Chase Schweiger was an active, “completely healthy” 7-year-old when he suddenly collapsed from a stroke on May 19th, 2014.
“It was a typical Monday,” Wendi Schweiger, Chase’s mom, tells PEOPLE in an exclusive story this week. Chase was about to head off to karate class when he spotted his friends playing soccer outside and decided to join. His mother, Wendi, let him go, and all was well until she “suddenly heard one of the boys say, ‘Get up, get up.’”
“I walked up to him and he was staring at me with his eyes wide open, but his face looked funny — something was off,” Wendi recalled.
His mother called 9-11, and Chase was first taken to a hospital near their Marlton, New Jersey home. Wendi and her husband, Jordan, describe Chase as having a slumped face and right-side paralysis. Despite these symptoms being classic signs of a stroke, doctors initially believed he was having a seizure; the chances of a healthy 7-year-old having a stroke was just so low.
“The hospital, EMTs — no one realized it, because they just would not expect a 7-year-old to have a stroke,” Wendi said.
After a grueling six hours of tests, the local hospital decided to send Chase by ambulance to Children’s Hospital of Philadelphia (CHOP), which was described as being ‘better equipped’ to diagnose Chase. There, after another 13 hours, an MRI confirmed that Chase had suffered a stroke.
At CHOP, doctors removed a part of Chase’s skull to help the swelling in his brain. For two days, doctors and Chase’s parents feared the worst.
“He’s still not walking, he’s still not talking, he still can’t keep his head up or eat,” Jordan said. “The doctors are going through the worst-case scenarios — that he might not make it, or if he does there’s a very good chance he’ll never walk or talk again.”
On the third day, a nurse asked Chase a question.
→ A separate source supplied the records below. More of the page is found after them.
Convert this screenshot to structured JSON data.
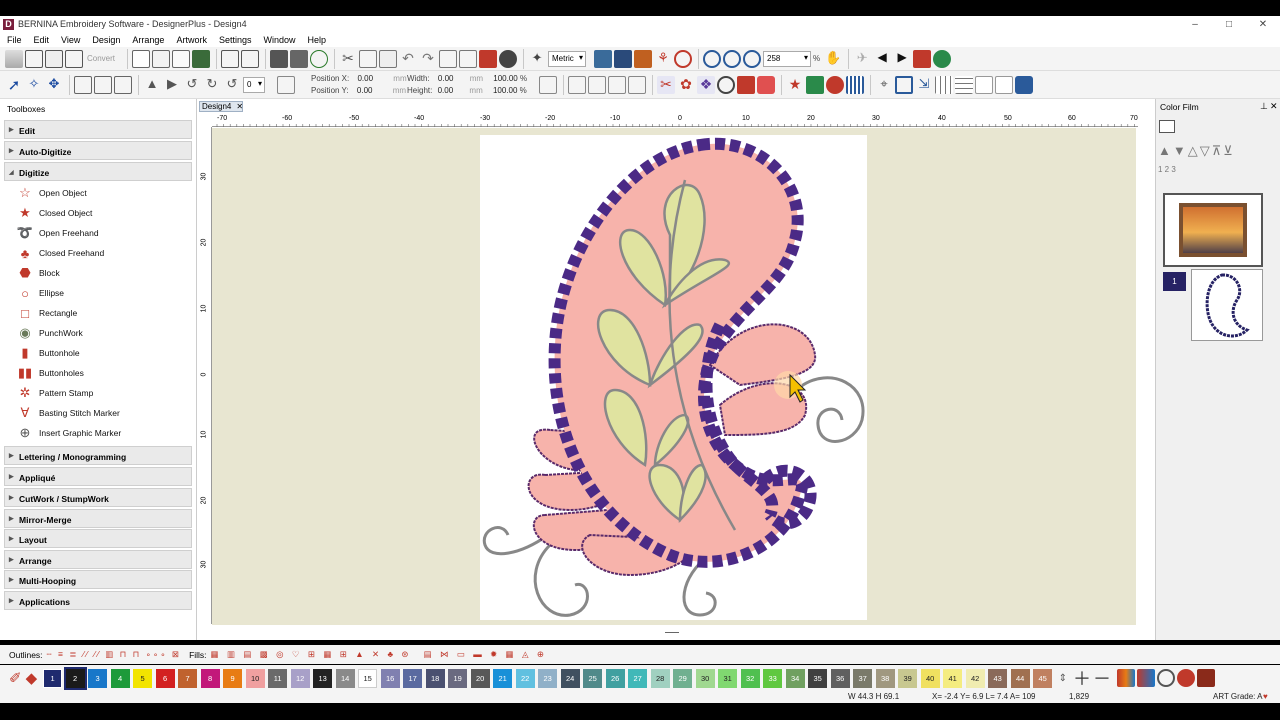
{
  "window": {
    "title": "BERNINA Embroidery Software - DesignerPlus - Design4",
    "logo_letter": "D"
  },
  "menu": [
    "File",
    "Edit",
    "View",
    "Design",
    "Arrange",
    "Artwork",
    "Settings",
    "Window",
    "Help"
  ],
  "toolbar": {
    "convert_label": "Convert",
    "units": "Metric",
    "zoom": "258",
    "zoom_unit": "%"
  },
  "position": {
    "x_label": "Position X:",
    "y_label": "Position Y:",
    "x": "0.00",
    "y": "0.00",
    "unit": "mm",
    "rot": "0"
  },
  "size": {
    "w_label": "Width:",
    "h_label": "Height:",
    "w": "0.00",
    "h": "0.00",
    "unit": "mm",
    "wp": "100.00",
    "hp": "100.00",
    "pct": "%"
  },
  "toolboxes": {
    "title": "Toolboxes",
    "sections": [
      "Edit",
      "Auto-Digitize",
      "Digitize",
      "Lettering / Monogramming",
      "Appliqué",
      "CutWork / StumpWork",
      "Mirror-Merge",
      "Layout",
      "Arrange",
      "Multi-Hooping",
      "Applications"
    ],
    "digitize_tools": [
      "Open Object",
      "Closed Object",
      "Open Freehand",
      "Closed Freehand",
      "Block",
      "Ellipse",
      "Rectangle",
      "PunchWork",
      "Buttonhole",
      "Buttonholes",
      "Pattern Stamp",
      "Basting Stitch Marker",
      "Insert Graphic Marker"
    ]
  },
  "document": {
    "tab": "Design4",
    "ruler_h": [
      "-70",
      "-60",
      "-50",
      "-40",
      "-30",
      "-20",
      "-10",
      "0",
      "10",
      "20",
      "30",
      "40",
      "50",
      "60",
      "70"
    ],
    "ruler_v": [
      "30",
      "20",
      "10",
      "0",
      "10",
      "20",
      "30"
    ]
  },
  "color_film": {
    "title": "Color Film",
    "numbers": "1 2 3",
    "item_number": "1"
  },
  "bottom": {
    "outlines_label": "Outlines:",
    "fills_label": "Fills:"
  },
  "palette": {
    "numbers": [
      "1",
      "2",
      "3",
      "4",
      "5",
      "6",
      "7",
      "8",
      "9",
      "10",
      "11",
      "12",
      "13",
      "14",
      "15",
      "16",
      "17",
      "18",
      "19",
      "20",
      "21",
      "22",
      "23",
      "24",
      "25",
      "26",
      "27",
      "28",
      "29",
      "30",
      "31",
      "32",
      "33",
      "34",
      "35",
      "36",
      "37",
      "38",
      "39",
      "40",
      "41",
      "42",
      "43",
      "44",
      "45"
    ],
    "colors": [
      "#1f2a6e",
      "#1a1a1a",
      "#1877c9",
      "#1d9a3a",
      "#f2e400",
      "#d32020",
      "#c0622e",
      "#c2187a",
      "#e87c14",
      "#f0a0a0",
      "#6a6a6a",
      "#a8a0c8",
      "#222222",
      "#8a8a8a",
      "#ffffff",
      "#8080b0",
      "#5a6aa0",
      "#4a5070",
      "#6a6a80",
      "#585858",
      "#1890d8",
      "#60c0e0",
      "#90b0c8",
      "#405060",
      "#508a8a",
      "#40a0a0",
      "#40b8b8",
      "#a0d0c0",
      "#70b090",
      "#a0d890",
      "#80d870",
      "#50c050",
      "#60c840",
      "#70a060",
      "#404040",
      "#606060",
      "#7a7a6a",
      "#a09880",
      "#c8c890",
      "#f0e060",
      "#f4ec80",
      "#f0ecb0",
      "#8a6a5a",
      "#a07050",
      "#c08060"
    ]
  },
  "status": {
    "wh": "W 44.3 H 69.1",
    "xy": "X= -2.4 Y= 6.9 L= 7.4 A= 109",
    "count": "1,829",
    "grade": "ART Grade: A"
  },
  "colors": {
    "accent": "#c0392b",
    "fill_pink": "#f7b3ab",
    "fill_green": "#e0e3a0",
    "satin_purple": "#4b2a86"
  }
}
To their surprise, he responded with a “creaky little yes.”
“They never expected it,” Jordan said. “To this day, his neurologist says the things that he does based on the amount of damage in his brain from the stroke are not feasible; it doesn’t make sense.”
For the next three months, Chase underwent “intense” physical, occupational and speech therapy at CHOP. On his final day, Chase was able to walk out of the hospital on his own.
“It’s been a continual rollercoaster ride because we’ll take a step forward and then it’ll be two steps back,” Wendi said. “At times Chase made major progress and then slower,” Jordan adds. “And it’s ongoing; it’ll probably never end for him.”
Now 15 years old, Chase wears a brace on his right leg to help with his balance, and ‘doesn’t have much use of his right hand.’
“But we’re very lucky, and in all regards, Chase is really a typical teenager,” Wendi said.
While it’s a rare occurrence, the Schweighers are on a mission to “get the word out locally that kids can have strokes.” A year after Chase’s stroke, Wendi organized an event at his school with local news stations.
There, attendees were taught an acronym to learn the signs of a stroke — FAST — F for facial drooping, A for arm weakness, S for speech difficulties and T for time. If a person experiences any of these signs, they should call 9-11 “FAST.”
More recently, at Chase’s Bar Mitzvah project two years ago, they went to firehouses and ‘talked to EMTs about how kids can have strokes, too.’
“There’s no way to prevent a stroke, other than just being healthy,” Jordan said. “And we still do not know to this day why Chase had one. So to be able to know the signs and recognize a stroke can save a life.”